So say for example, you’re a billionaire and you just spent half a million dollars on wine that is said to have been owned by Thomas Jefferson. You’d probably damn well want to know whether or not you just bought yourself a couple bottles of counterfeits. Just ask bazillionaire Bill Koch, because he did just that. After purchasing the wine he grew weary of the seller’s credibility and sent the bottles off for a battery of tests. One of which included testing the bottles for traces of Ceasium-137, an isotope not naturally occurring but rather a product of nuclear fallout. After a week of tests in a detector surrounded by walls of 10in thick lead, the tests came up negative for Cs-137. The wine was at least bottled before the atomic age. But other tests for authenticity did not come back as promising…
…alright, I’ve gone off track, back to radioisotopes! Ok, they aren’t as exciting as stories about billionaires, rare wine, and deception but I shall proceed anyway. What else can radioisotopes be used for in terms of environmental science? Since we know when they first entered the atmosphere (which then takes about 10 years to equilibrate with the ocean) we can use their detection as a way to measure the patterns and rates of ocean circulation by seeing where and how far they penetrate the depth the of the water column. For example, the figure on the left shows how the concentration of bomb-produced C14 (different than naturally occurring C14) in the oceans varies with depth. The three depths, top-to-bottom, being 0, 1200 and 3500m. And what we see is very high radiocarbon in surface waters with highs around the 30° latitudes where convergent wind patterns cause the air to sink over the ocean. But as you go down with depth there is a much higher amount in the North Atlantic compared to the Pacific, and in general, the C14 is higher in the Atlantic with depth. This match up with the model scientists use to map ocean circulation, often simplified into the well known “conveyer belt model”. Seen below, the areas where deep water is formed are the North Atlantic and the Southern Ocean around Antarctica. In these areas, the surface water becomes sufficiently cold and salty that its density rises enough to make the water sink. This newly formed deep water is “young” by comparison since it has been recently re-oxygenated. This young water can then be tracked by tracers, such as radiocarbon, as it moves South. So we can determine the rate at which the currents flow and in which direction based on the concentration of our tracer. The older water, which moves sluggishly northward in the Pacific along the ocean bottom has the least amount of radiocarbon because this water has been not been near the surface for a very long time. It takes roughly a 1000 years for the ocean to turnover. So that C14-rich water in the North Atlantic, as it sinks and travels globally, it won’t see the surface again for another 1000 years.

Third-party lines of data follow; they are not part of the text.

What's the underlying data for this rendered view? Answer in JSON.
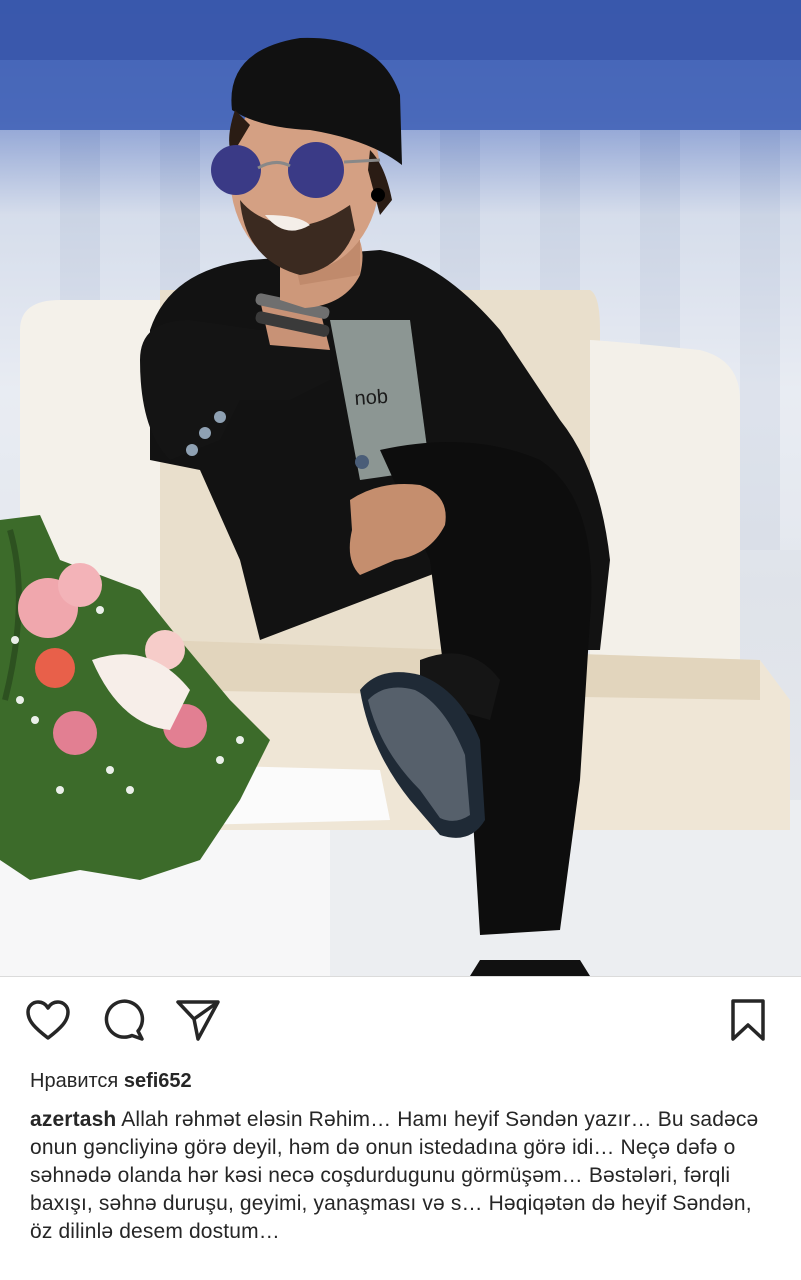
{
  "post": {
    "photo_alt": "post-photo",
    "actions": {
      "like_icon": "heart-icon",
      "comment_icon": "comment-icon",
      "share_icon": "send-icon",
      "save_icon": "bookmark-icon"
    },
    "likes": {
      "prefix": "Нравится",
      "user": "sefi652"
    },
    "caption": {
      "user": "azertash",
      "text": "Allah rəhmət eləsin Rəhim… Hamı heyif Səndən yazır… Bu sadəcə onun gəncliyinə görə deyil, həm də onun istedadına görə idi… Neçə dəfə o səhnədə olanda hər kəsi necə coşdurdugunu görmüşəm… Bəstələri, fərqli baxışı, səhnə duruşu, geyimi, yanaşması və s… Həqiqətən də heyif Səndən, öz dilinlə desem dostum…"
    }
  }
}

But back to the bombs. The bombs are the reason we now have these tracers at our disposal. It’s great that along with nuclear energy, radioisotope tracers and everything else that came out of this original technology, nuclear proliferation arose out of the desire to destroy other humans. And nuclear weapons performed this task with such gusto that we are now capable to demolishing nations in the most excessive and terrifying fashion we’ve ever known. Just how many bombs were dropped in the name of testing and political posturing? Watch the video below, it starts slow, but just watch it. Every nuclear weapon detonated from 1945-1998. After the 3 minute mark, the grim horror and reality begins to onfold.
Quoting the Bad Astronomer, “what the hell were we thinking?”

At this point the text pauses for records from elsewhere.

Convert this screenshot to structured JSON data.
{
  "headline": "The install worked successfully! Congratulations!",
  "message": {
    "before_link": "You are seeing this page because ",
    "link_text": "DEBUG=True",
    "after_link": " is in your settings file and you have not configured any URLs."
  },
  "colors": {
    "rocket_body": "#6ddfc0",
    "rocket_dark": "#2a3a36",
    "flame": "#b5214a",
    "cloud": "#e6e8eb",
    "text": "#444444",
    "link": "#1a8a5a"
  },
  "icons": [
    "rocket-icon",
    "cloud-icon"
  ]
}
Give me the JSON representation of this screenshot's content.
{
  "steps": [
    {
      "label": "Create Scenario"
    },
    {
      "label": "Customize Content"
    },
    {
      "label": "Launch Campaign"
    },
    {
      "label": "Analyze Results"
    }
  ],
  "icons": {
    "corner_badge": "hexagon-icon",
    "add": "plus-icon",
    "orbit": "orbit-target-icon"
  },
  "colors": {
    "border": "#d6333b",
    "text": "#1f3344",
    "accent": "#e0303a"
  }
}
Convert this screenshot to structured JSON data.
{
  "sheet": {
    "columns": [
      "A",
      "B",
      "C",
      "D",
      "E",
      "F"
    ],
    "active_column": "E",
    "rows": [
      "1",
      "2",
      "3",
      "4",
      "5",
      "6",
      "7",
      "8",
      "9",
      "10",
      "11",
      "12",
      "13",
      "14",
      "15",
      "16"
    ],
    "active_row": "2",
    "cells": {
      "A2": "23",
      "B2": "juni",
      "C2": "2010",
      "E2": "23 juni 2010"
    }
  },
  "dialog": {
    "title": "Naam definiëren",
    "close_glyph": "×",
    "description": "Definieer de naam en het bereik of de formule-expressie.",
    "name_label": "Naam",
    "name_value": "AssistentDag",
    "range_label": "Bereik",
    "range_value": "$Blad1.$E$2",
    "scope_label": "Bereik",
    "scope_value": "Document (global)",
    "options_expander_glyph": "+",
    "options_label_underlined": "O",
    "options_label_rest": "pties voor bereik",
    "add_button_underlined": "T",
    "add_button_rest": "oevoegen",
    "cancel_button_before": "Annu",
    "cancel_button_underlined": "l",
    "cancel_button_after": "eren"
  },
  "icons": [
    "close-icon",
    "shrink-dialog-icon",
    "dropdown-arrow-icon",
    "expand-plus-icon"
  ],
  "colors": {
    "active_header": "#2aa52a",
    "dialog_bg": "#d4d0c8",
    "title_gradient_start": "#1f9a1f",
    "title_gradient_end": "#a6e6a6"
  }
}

The demonstrations of power between nations is clear. But to the absurd degree in which it was carried out, it appears the Cold War was nothing more than a glorified penis waving contest between the US and USSR. Probably a far more apt description would be from Carl Sagan who said "[the nuclear arms race was like] two sworn enemies standing waist deep in gasoline, one with three matches, the other with five." Sagan was an outspoken critic when it came to stockpiling of nuclear weapons and he had the ability to communicate this deathly growing and irrational problem like no other. Read the following passage from Sagan’s “The Nuclear Winter” and then watch that video again.

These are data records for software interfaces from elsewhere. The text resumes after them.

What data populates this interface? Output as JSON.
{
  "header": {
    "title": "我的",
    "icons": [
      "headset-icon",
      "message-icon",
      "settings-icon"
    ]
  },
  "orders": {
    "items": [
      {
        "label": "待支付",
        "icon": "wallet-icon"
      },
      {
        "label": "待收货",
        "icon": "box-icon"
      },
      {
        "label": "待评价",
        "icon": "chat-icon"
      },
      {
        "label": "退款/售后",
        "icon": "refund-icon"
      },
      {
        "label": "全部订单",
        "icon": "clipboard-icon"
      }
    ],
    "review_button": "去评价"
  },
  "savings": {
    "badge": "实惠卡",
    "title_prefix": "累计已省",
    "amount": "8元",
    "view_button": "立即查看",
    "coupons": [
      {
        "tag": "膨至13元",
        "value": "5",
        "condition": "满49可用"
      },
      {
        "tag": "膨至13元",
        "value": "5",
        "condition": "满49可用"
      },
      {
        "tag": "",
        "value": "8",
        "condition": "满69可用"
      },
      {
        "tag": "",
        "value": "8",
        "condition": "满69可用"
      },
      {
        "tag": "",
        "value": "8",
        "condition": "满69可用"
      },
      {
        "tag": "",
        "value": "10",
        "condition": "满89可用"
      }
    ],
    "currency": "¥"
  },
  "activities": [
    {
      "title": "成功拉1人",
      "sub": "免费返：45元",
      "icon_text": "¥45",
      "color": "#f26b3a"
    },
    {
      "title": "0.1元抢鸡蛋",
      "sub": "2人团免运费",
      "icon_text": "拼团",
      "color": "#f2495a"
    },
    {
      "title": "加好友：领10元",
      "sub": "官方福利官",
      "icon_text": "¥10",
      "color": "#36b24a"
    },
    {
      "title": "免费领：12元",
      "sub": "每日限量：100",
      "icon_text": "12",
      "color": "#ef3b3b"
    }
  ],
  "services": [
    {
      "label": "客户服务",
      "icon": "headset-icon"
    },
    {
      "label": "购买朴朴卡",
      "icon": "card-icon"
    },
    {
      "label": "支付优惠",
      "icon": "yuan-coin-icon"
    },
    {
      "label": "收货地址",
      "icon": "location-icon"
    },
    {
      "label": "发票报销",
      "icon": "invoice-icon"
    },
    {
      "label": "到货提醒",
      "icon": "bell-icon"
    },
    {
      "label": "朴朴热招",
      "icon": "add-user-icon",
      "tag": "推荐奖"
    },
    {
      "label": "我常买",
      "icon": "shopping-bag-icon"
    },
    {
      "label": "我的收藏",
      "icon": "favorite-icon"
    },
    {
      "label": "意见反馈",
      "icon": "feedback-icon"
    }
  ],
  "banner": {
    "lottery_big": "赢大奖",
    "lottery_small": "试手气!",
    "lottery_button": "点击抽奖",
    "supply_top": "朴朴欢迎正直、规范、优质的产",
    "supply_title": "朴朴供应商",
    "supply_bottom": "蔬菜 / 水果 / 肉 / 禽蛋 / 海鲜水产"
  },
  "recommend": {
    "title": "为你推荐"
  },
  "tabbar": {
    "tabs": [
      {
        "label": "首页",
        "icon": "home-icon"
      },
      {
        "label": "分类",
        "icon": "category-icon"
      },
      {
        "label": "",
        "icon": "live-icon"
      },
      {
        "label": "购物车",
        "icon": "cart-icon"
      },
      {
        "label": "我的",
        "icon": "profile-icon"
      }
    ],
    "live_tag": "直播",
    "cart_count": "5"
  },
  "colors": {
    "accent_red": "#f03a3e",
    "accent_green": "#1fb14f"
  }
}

“Except for fools and madmen, everyone knows that nuclear war would be an unprecedented human catastrophe. A more or less typical strategic warhead has a yield of 2 megatons, the explosive equivalent of 2 million tons of TNT. But 2 million tons of TNT is about the same as all the bombs exploded in World War II -- a single bomb with the explosive power of the entire Second World War but compressed into a few seconds of time and an area 30 or 40 miles across …
In a 2-megaton explosion over a fairly large city, buildings would be vaporized, people reduced to atoms and shadows, outlying structures blown down like matchsticks and raging fires ignited. And if the bomb were exploded on the ground, an enormous crater, like those that can be seen through a telescope on the surface of the Moon, would be all that remained where midtown once had been. There are now more than 50,000 nuclear weapons, more than 13,000 megatons of yield, deployed in the arsenals of the United States and the Soviet Union -- enough to obliterate a million Hiroshimas.
But there are fewer than 3000 cities on the Earth with populations of 100,000 or more. You cannot find anything like a million Hiroshimas to obliterate. Prime military and industrial targets that are far from cities are comparatively rare. Thus, there are vastly more nuclear weapons than are needed for any plausible deterrence of a potential adversary.”
Indeed, what the hell were we thinking?